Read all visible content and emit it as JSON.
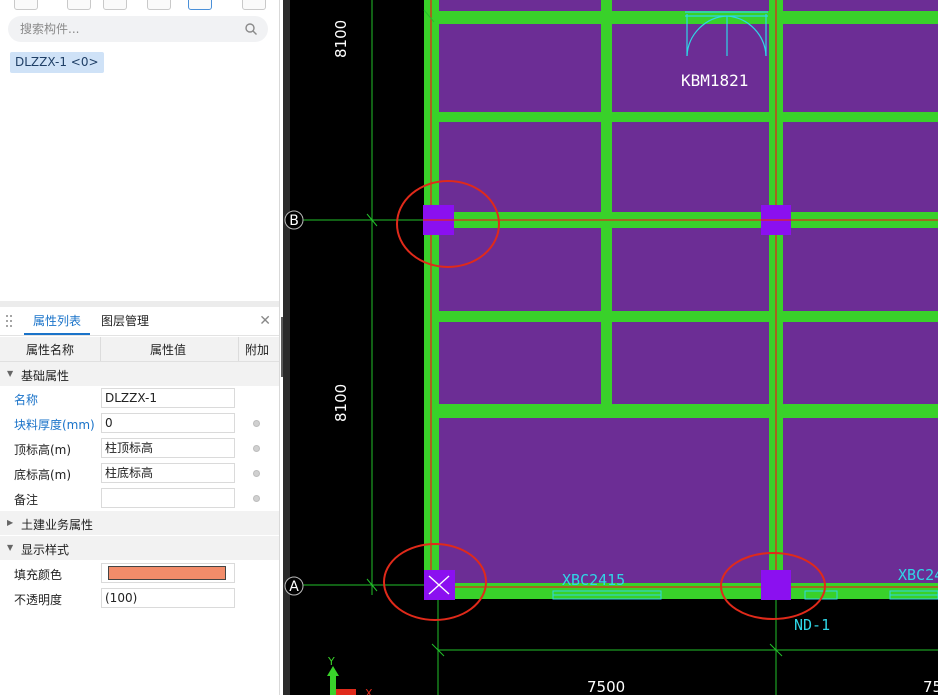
{
  "sidebar": {
    "search_placeholder": "搜索构件...",
    "selected_component": "DLZZX-1 <0>"
  },
  "panel": {
    "tabs": [
      "属性列表",
      "图层管理"
    ],
    "columns": [
      "属性名称",
      "属性值",
      "附加"
    ],
    "groups": {
      "basic": "基础属性",
      "civil": "土建业务属性",
      "display": "显示样式"
    },
    "properties": [
      {
        "label": "名称",
        "value": "DLZZX-1"
      },
      {
        "label": "块料厚度(mm)",
        "value": "0"
      },
      {
        "label": "顶标高(m)",
        "value": "柱顶标高"
      },
      {
        "label": "底标高(m)",
        "value": "柱底标高"
      },
      {
        "label": "备注",
        "value": ""
      }
    ],
    "display_props": [
      {
        "label": "填充颜色",
        "color": "#f28c6a"
      },
      {
        "label": "不透明度",
        "value": "(100)"
      }
    ]
  },
  "canvas": {
    "axis_B": "B",
    "axis_A": "A",
    "dim_top_left": "8100",
    "dim_mid_left": "8100",
    "dim_bottom": "7500",
    "dim_bottom_right": "75",
    "door_label": "KBM1821",
    "window_label_1": "XBC2415",
    "window_label_2": "XBC24",
    "nd_label": "ND-1",
    "ucs_y": "Y",
    "ucs_x": "X"
  },
  "colors": {
    "slab": "#6c2d95",
    "beam": "#39d12a",
    "column": "#8b10f0",
    "highlight_circle": "#e02a1a",
    "cad_cyan": "#2fd6e6"
  }
}
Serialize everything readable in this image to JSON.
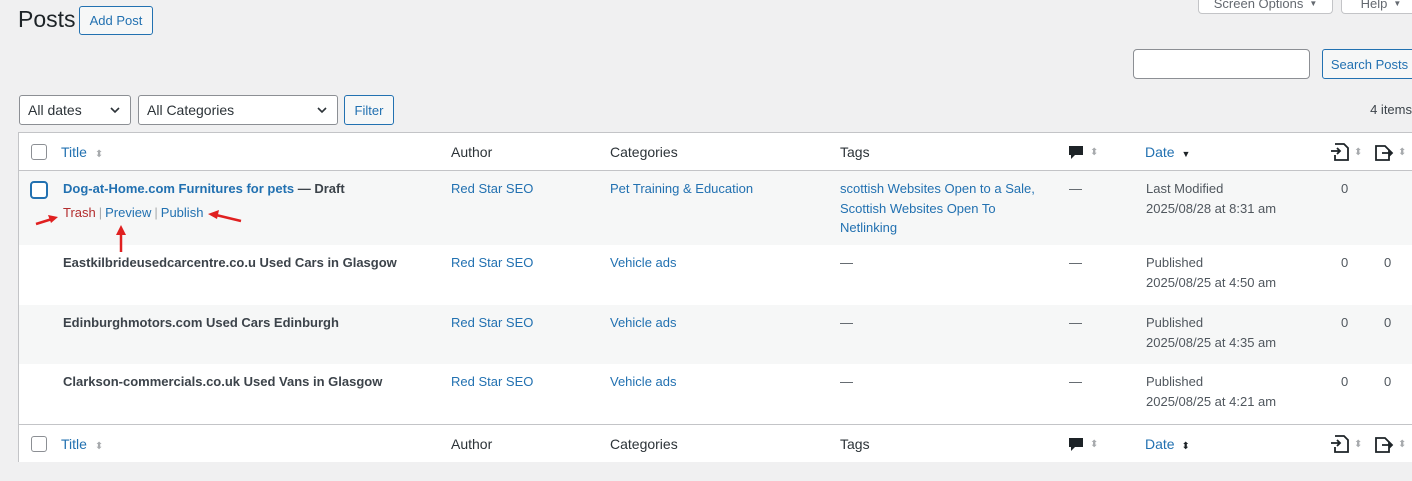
{
  "header": {
    "title": "Posts",
    "add_label": "Add Post",
    "screen_options_label": "Screen Options",
    "help_label": "Help"
  },
  "search": {
    "button_label": "Search Posts",
    "value": ""
  },
  "filters": {
    "date_selected": "All dates",
    "category_selected": "All Categories",
    "filter_label": "Filter",
    "items_count": "4 items"
  },
  "columns": {
    "title": "Title",
    "author": "Author",
    "categories": "Categories",
    "tags": "Tags",
    "date": "Date"
  },
  "rows": [
    {
      "title": "Dog-at-Home.com Furnitures for pets",
      "state": " — Draft",
      "author": "Red Star SEO",
      "category": "Pet Training & Education",
      "tags_line1": "scottish Websites Open to a Sale,",
      "tags_line2": "Scottish Websites Open To",
      "tags_line3": "Netlinking",
      "comments": "—",
      "date_status": "Last Modified",
      "date_value": "2025/08/28 at 8:31 am",
      "count1": "0",
      "count2": "",
      "actions": {
        "trash": "Trash",
        "preview": "Preview",
        "publish": "Publish",
        "separator": "|"
      }
    },
    {
      "title": "Eastkilbrideusedcarcentre.co.u Used Cars in Glasgow",
      "author": "Red Star SEO",
      "category": "Vehicle ads",
      "tags": "—",
      "comments": "—",
      "date_status": "Published",
      "date_value": "2025/08/25 at 4:50 am",
      "count1": "0",
      "count2": "0"
    },
    {
      "title": "Edinburghmotors.com Used Cars Edinburgh",
      "author": "Red Star SEO",
      "category": "Vehicle ads",
      "tags": "—",
      "comments": "—",
      "date_status": "Published",
      "date_value": "2025/08/25 at 4:35 am",
      "count1": "0",
      "count2": "0"
    },
    {
      "title": "Clarkson-commercials.co.uk Used Vans in Glasgow",
      "author": "Red Star SEO",
      "category": "Vehicle ads",
      "tags": "—",
      "comments": "—",
      "date_status": "Published",
      "date_value": "2025/08/25 at 4:21 am",
      "count1": "0",
      "count2": "0"
    }
  ],
  "colors": {
    "link": "#2271b1",
    "trash": "#b32d2e",
    "annotation_arrow": "#e02020"
  }
}
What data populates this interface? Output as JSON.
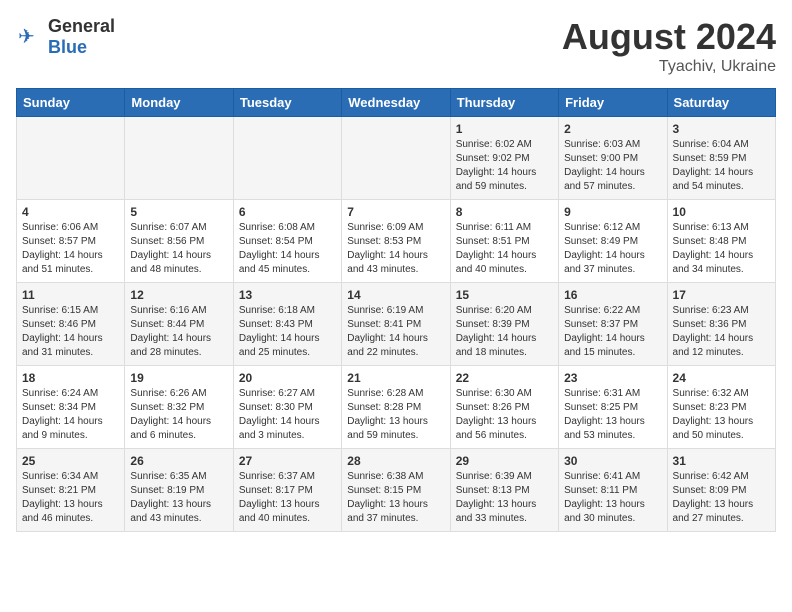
{
  "logo": {
    "text_general": "General",
    "text_blue": "Blue"
  },
  "title": "August 2024",
  "subtitle": "Tyachiv, Ukraine",
  "days_of_week": [
    "Sunday",
    "Monday",
    "Tuesday",
    "Wednesday",
    "Thursday",
    "Friday",
    "Saturday"
  ],
  "weeks": [
    [
      {
        "day": "",
        "info": ""
      },
      {
        "day": "",
        "info": ""
      },
      {
        "day": "",
        "info": ""
      },
      {
        "day": "",
        "info": ""
      },
      {
        "day": "1",
        "info": "Sunrise: 6:02 AM\nSunset: 9:02 PM\nDaylight: 14 hours\nand 59 minutes."
      },
      {
        "day": "2",
        "info": "Sunrise: 6:03 AM\nSunset: 9:00 PM\nDaylight: 14 hours\nand 57 minutes."
      },
      {
        "day": "3",
        "info": "Sunrise: 6:04 AM\nSunset: 8:59 PM\nDaylight: 14 hours\nand 54 minutes."
      }
    ],
    [
      {
        "day": "4",
        "info": "Sunrise: 6:06 AM\nSunset: 8:57 PM\nDaylight: 14 hours\nand 51 minutes."
      },
      {
        "day": "5",
        "info": "Sunrise: 6:07 AM\nSunset: 8:56 PM\nDaylight: 14 hours\nand 48 minutes."
      },
      {
        "day": "6",
        "info": "Sunrise: 6:08 AM\nSunset: 8:54 PM\nDaylight: 14 hours\nand 45 minutes."
      },
      {
        "day": "7",
        "info": "Sunrise: 6:09 AM\nSunset: 8:53 PM\nDaylight: 14 hours\nand 43 minutes."
      },
      {
        "day": "8",
        "info": "Sunrise: 6:11 AM\nSunset: 8:51 PM\nDaylight: 14 hours\nand 40 minutes."
      },
      {
        "day": "9",
        "info": "Sunrise: 6:12 AM\nSunset: 8:49 PM\nDaylight: 14 hours\nand 37 minutes."
      },
      {
        "day": "10",
        "info": "Sunrise: 6:13 AM\nSunset: 8:48 PM\nDaylight: 14 hours\nand 34 minutes."
      }
    ],
    [
      {
        "day": "11",
        "info": "Sunrise: 6:15 AM\nSunset: 8:46 PM\nDaylight: 14 hours\nand 31 minutes."
      },
      {
        "day": "12",
        "info": "Sunrise: 6:16 AM\nSunset: 8:44 PM\nDaylight: 14 hours\nand 28 minutes."
      },
      {
        "day": "13",
        "info": "Sunrise: 6:18 AM\nSunset: 8:43 PM\nDaylight: 14 hours\nand 25 minutes."
      },
      {
        "day": "14",
        "info": "Sunrise: 6:19 AM\nSunset: 8:41 PM\nDaylight: 14 hours\nand 22 minutes."
      },
      {
        "day": "15",
        "info": "Sunrise: 6:20 AM\nSunset: 8:39 PM\nDaylight: 14 hours\nand 18 minutes."
      },
      {
        "day": "16",
        "info": "Sunrise: 6:22 AM\nSunset: 8:37 PM\nDaylight: 14 hours\nand 15 minutes."
      },
      {
        "day": "17",
        "info": "Sunrise: 6:23 AM\nSunset: 8:36 PM\nDaylight: 14 hours\nand 12 minutes."
      }
    ],
    [
      {
        "day": "18",
        "info": "Sunrise: 6:24 AM\nSunset: 8:34 PM\nDaylight: 14 hours\nand 9 minutes."
      },
      {
        "day": "19",
        "info": "Sunrise: 6:26 AM\nSunset: 8:32 PM\nDaylight: 14 hours\nand 6 minutes."
      },
      {
        "day": "20",
        "info": "Sunrise: 6:27 AM\nSunset: 8:30 PM\nDaylight: 14 hours\nand 3 minutes."
      },
      {
        "day": "21",
        "info": "Sunrise: 6:28 AM\nSunset: 8:28 PM\nDaylight: 13 hours\nand 59 minutes."
      },
      {
        "day": "22",
        "info": "Sunrise: 6:30 AM\nSunset: 8:26 PM\nDaylight: 13 hours\nand 56 minutes."
      },
      {
        "day": "23",
        "info": "Sunrise: 6:31 AM\nSunset: 8:25 PM\nDaylight: 13 hours\nand 53 minutes."
      },
      {
        "day": "24",
        "info": "Sunrise: 6:32 AM\nSunset: 8:23 PM\nDaylight: 13 hours\nand 50 minutes."
      }
    ],
    [
      {
        "day": "25",
        "info": "Sunrise: 6:34 AM\nSunset: 8:21 PM\nDaylight: 13 hours\nand 46 minutes."
      },
      {
        "day": "26",
        "info": "Sunrise: 6:35 AM\nSunset: 8:19 PM\nDaylight: 13 hours\nand 43 minutes."
      },
      {
        "day": "27",
        "info": "Sunrise: 6:37 AM\nSunset: 8:17 PM\nDaylight: 13 hours\nand 40 minutes."
      },
      {
        "day": "28",
        "info": "Sunrise: 6:38 AM\nSunset: 8:15 PM\nDaylight: 13 hours\nand 37 minutes."
      },
      {
        "day": "29",
        "info": "Sunrise: 6:39 AM\nSunset: 8:13 PM\nDaylight: 13 hours\nand 33 minutes."
      },
      {
        "day": "30",
        "info": "Sunrise: 6:41 AM\nSunset: 8:11 PM\nDaylight: 13 hours\nand 30 minutes."
      },
      {
        "day": "31",
        "info": "Sunrise: 6:42 AM\nSunset: 8:09 PM\nDaylight: 13 hours\nand 27 minutes."
      }
    ]
  ]
}
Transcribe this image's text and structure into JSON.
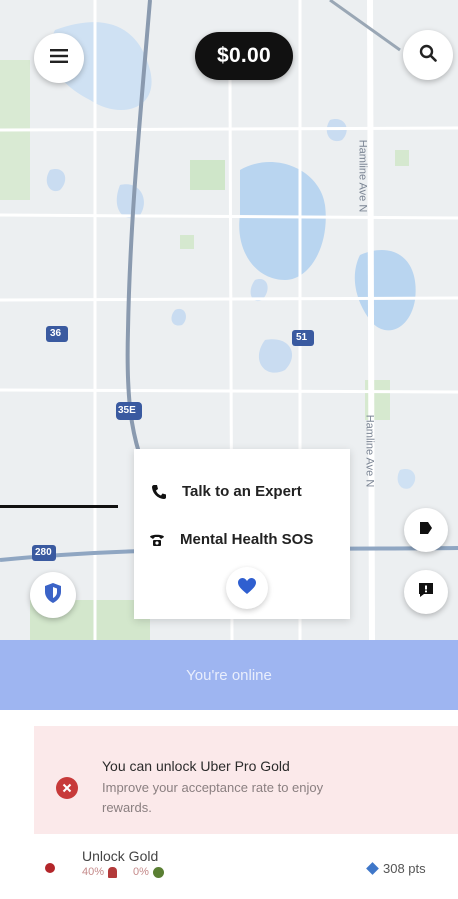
{
  "top_bar": {
    "earnings_display": "$0.00"
  },
  "map": {
    "road_labels": [
      "Hamline Ave N",
      "Hamline Ave N"
    ],
    "route_shields": [
      "36",
      "51",
      "35E",
      "280"
    ]
  },
  "help_popup": {
    "expert_label": "Talk to an Expert",
    "sos_label": "Mental Health SOS"
  },
  "status_bar": {
    "label": "You're online"
  },
  "pro_card": {
    "title": "You can unlock Uber Pro Gold",
    "subtitle": "Improve your acceptance rate to enjoy rewards."
  },
  "gold_row": {
    "title": "Unlock Gold",
    "acceptance_stat": "40%",
    "rating_stat": "0%",
    "points": "308 pts"
  },
  "colors": {
    "online_bar": "#9eb5f1",
    "pro_card_bg": "#fbe9ea",
    "alert_red": "#c73a3a",
    "points_blue": "#3f77c9"
  }
}
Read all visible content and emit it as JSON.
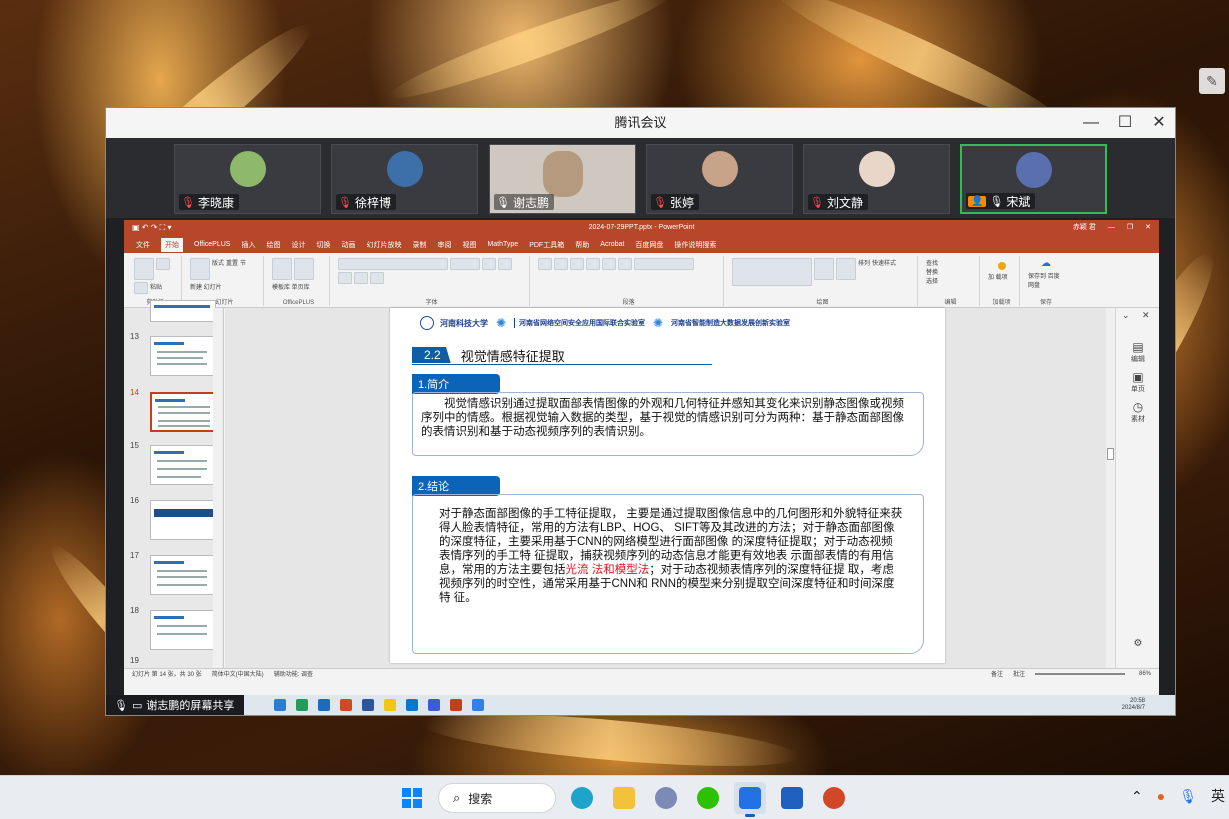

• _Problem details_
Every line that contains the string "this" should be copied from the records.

• _Exercise response_
Serialize everything readable in this image to JSON.
What data populates this interface? Output as JSON.
Transcribe this image's text and structure into JSON.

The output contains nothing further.